Dressed in a red jacket and a black striped hat with a few wisps of strawberry blonde hair peaking through, Aurora was all smiles as Faherty gave her a teddy bear, pink shirt, hat, keychain, bumper sticker and Boston police patch, "good for one free arrest," he joked.
In addition, the Attleboro Police Association gave Aurora a tablet, so she can Skype with her mom and grandmother from the hospital.
Miner said she was "extremely grateful" for all the donations.
To celebrate, Castro and Jane Cuddy, Aurora's mentor in the Big Brothers Big Sisters program, arranged a party at the police station, complete with pink lemonade and chocolate-mint chip cookies - her favorite. Though she doesn't have much of an appetite nowadays because she's recovering from recent chemotherapy treatments, Aurora likes to bake the cookies with her family when she's up to it, Miner said.
In fact, Aurora's 4-year-old sister, Triniti, announced that she, Aurora and Miner recently made macaroons, while doing laps around the room on a cookie sugar high.
Miner explained that Aurora's baking hobby is one of the reasons she's so attached to her favorite doll. The doll is marketed by American Girl as a girl who likes to bake, and even comes complete with a doll-size baking accessory set.
Aurora may get to make cookies again, soon.
Miner said Aurora has been in remission for two weeks, and is preparing to go back to school for a half-day, three days a week.
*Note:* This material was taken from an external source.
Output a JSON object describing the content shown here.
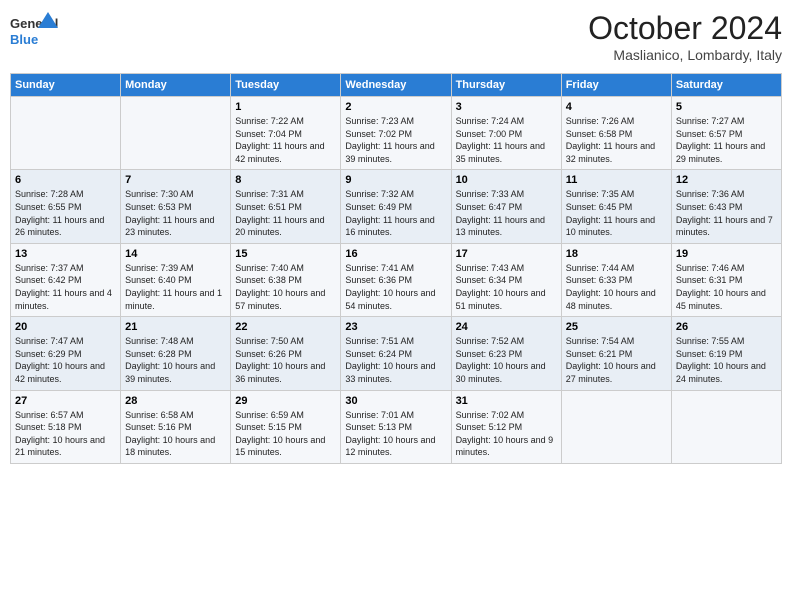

The rest of her time will be spent at Boston Children's Hospital and possibly the Dana-Farber Cancer Institute, if she needs another surgery.
"Our doctors will have to keep testing Aurora over the next two years to make sure nothing comes back," Miner said.
In the meantime, Aurora has her family, a generous community and Grace.